*** Opening Recorded information ***

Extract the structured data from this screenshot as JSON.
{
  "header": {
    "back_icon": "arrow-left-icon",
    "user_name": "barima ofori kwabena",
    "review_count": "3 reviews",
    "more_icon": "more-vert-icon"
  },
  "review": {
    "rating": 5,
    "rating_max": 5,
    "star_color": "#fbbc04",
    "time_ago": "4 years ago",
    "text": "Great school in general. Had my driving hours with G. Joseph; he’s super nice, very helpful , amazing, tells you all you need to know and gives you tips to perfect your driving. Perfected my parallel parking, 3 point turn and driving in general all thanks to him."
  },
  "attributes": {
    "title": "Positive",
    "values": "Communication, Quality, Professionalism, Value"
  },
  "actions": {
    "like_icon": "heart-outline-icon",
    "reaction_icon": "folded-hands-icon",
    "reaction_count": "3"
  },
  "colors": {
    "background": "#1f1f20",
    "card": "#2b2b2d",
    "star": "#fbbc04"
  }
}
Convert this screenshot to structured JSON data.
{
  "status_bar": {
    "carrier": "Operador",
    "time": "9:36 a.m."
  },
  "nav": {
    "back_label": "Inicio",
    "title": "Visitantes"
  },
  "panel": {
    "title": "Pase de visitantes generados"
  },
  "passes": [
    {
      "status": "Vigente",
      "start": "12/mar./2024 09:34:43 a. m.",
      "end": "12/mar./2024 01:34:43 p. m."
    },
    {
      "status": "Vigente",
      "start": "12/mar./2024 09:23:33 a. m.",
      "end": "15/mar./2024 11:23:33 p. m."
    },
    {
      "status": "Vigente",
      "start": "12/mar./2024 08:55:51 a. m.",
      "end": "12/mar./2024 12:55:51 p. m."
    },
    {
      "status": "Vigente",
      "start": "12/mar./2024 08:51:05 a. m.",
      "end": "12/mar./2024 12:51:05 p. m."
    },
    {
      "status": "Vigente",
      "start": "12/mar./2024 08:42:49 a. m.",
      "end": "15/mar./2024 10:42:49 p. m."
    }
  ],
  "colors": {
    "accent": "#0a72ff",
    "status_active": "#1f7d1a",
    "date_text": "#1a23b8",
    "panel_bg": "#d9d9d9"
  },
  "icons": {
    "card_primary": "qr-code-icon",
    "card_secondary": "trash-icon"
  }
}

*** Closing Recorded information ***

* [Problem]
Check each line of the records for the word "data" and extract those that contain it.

* [Reply to the exercise]
Extract the structured data from this screenshot as JSON.
Convert this screenshot to structured JSON data.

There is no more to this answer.